The Basics of Starting a Home-Based Business
Everything you need to live, work and outsource from your couch
The move from a fully-equipped office--with copiers, doughnuts and an IT specialist--to a home-based office can be tricky. What elements are essential and what can you outsource so you can effectively start, run and manage your business?
The same daily operations need to be taken care of and your computer will still crash, but there are people and programs out there to help. Here are some of the best ways to make "working for yourself" work for you.
Invoicing, time tracking, estimates, and information storage
Without an accounting and bookkeeping department, someone needs to handle your paperwork. If you're good with numbers, you can take it into your own hands, but what happens when you need to crank out that report for your new client before the end of the day?
A CPA can help record and track your time as well as process your invoices, and many of them take on individual clients. One site, outsourcing.org , provides a list of offshore firms looking for clients on a daily basis. And if you're weary of offshore firms and want to keep your business information private, web-based programs such as Due offer invoicing, time tracking and client information storage as well as many other options that will only be accessible by you.
To store your documents digitally so your living room doesn't fill up with papers and filing cabinets, programs like DocumentMall and Digitech ImageSilo offer digital storage options for as low as $50 a month, depending on your specific needs. There are many digital copiers that can act as scanners to turn your paper documents into digital files.

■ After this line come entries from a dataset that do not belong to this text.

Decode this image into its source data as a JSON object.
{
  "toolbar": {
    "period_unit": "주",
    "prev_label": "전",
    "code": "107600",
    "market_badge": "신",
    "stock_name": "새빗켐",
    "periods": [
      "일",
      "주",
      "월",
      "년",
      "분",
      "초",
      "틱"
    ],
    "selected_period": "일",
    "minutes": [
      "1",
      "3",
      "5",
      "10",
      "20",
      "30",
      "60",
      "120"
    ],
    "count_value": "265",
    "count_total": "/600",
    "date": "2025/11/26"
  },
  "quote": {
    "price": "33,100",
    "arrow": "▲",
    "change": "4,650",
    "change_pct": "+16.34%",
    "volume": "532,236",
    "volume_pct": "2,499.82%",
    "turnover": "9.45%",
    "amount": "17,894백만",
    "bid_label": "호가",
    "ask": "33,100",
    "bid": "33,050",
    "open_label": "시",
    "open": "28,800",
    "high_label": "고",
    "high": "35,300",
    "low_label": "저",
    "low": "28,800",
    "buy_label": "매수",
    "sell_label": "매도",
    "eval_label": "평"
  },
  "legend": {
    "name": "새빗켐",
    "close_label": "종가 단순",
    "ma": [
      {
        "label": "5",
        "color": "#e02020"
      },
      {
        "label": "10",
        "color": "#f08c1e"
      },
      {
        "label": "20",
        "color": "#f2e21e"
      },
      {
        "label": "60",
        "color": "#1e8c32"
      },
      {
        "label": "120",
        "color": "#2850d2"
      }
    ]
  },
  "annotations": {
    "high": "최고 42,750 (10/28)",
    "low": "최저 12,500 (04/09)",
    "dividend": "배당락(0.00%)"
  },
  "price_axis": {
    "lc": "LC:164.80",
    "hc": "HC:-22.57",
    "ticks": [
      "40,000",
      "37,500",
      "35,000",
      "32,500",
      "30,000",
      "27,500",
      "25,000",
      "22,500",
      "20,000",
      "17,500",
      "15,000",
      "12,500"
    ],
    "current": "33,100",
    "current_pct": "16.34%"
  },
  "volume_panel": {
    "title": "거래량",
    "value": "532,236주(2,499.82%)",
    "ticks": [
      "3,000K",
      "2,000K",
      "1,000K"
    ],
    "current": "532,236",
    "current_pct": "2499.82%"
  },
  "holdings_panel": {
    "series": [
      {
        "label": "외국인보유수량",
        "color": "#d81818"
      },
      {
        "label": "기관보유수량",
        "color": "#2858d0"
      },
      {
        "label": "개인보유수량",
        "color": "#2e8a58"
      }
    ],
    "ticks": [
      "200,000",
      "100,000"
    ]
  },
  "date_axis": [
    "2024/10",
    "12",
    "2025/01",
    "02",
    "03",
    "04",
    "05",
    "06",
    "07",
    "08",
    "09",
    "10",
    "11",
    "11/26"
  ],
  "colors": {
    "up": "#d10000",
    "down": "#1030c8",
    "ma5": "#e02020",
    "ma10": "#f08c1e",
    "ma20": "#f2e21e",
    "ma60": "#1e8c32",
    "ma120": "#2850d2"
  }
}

Merchant services and billing options
Even though you are operating from home, you'll need to still accept credit cards. If you have an e-commerce website, you can set up direct payment with a merchant services provider and bring it all online. Additionally, if you are offering some sort of consulting service like public relations consulting or business plan writing, many companies pay by credit card instead of invoices, so it's a good idea to have this as an option.
Web design, online marketing, and IT outsourcing
You may want to invest in online marketing options to promote your business. Without the benefit of a brick-and-mortar location for customers, a website can be the best way to offer your services and get your name out to your target market.
Even if you're not a web-savvy tech guru, starting a website can still be relatively easy. Web-hosting services like Go Daddy offer templates for you to plug in company logos, information, blogs, etc. If you want an e-commerce site so customers can purchase products, or if you want additional features like flash, you might want to hire a designer. Shopping carts can be tricky and also costly if not implemented correctly because of fraud issues and security problems. A reputable web designer should be able to work around your budget, especially in today's economy.
Search engine optimization, pay-per-click advertisements and e-mail marketing options are all methods of online marketing. Planning out how you want to market your website can save you money in the long run, since SEO and PPC campaigns require your website to be designed in a certain way from the start.
With all this technology, you should invest in outsourcing an IT programmer to help with any computer problems and customer service issues you may have. IT outsourcing is considerably less expensive than staffing someone and is known to have saved businesses thousands of dollars.
If you are retail-based, product storage can be impossible unless you have garage space to spare. The best way around this is to outsource your fulfillment services. Most fulfillment companies can work with your product suppliers to ship from their warehouse location directly to your customers.
The contract that you sign with a fulfillment company lists the details--storage, shipping, customer returns, order receipts and inbound customer calls--all for a management fee of a few hundred dollars a month. Remember that your business volume will dictate how much you spend because more business will lead directly to more work for them.
Internet, VoIP services and video conferencing
Working from a home-based business will require a consistent way to keep in touch with your suppliers, fulfillment companies, clients and business partners. A standard telephone connection is a great traditional option, but long-distance and international charges can add up quickly.
With a steady internet connection, a VoIP service provides video conferencing, digital voice mail, hold music and more features that any home-business owner needs. Voice over Internet Protocol is a technology that is internet-based, so you'll have an unlimited connection and lower long-distance charges than a standard phone system. If you get a VoIP service, ask about the "Follow Me" feature where a single number can ring to multiple phones.
Shopping wisely and running your living room
Home offices can range from extra bedrooms with entire computer systems to living room couches that are close enough to the wall outlet so you can plug in your laptop. You may find that some of the benefits of having an office are harder to replace than others.
Shopping around, researching your options and talking to your providers can save you money--and help build your company from the ground up.
A home-based business is no longer just a way to stay in your sweats all day--in fact, there are many options dedicated specifically to work-at-home companies that offer resources, vendors and advice. Hiremymom.com and virtualassistantforums.com are both great websites for entrepreneurs that offer good advice as well as success stories for the newly self-employed.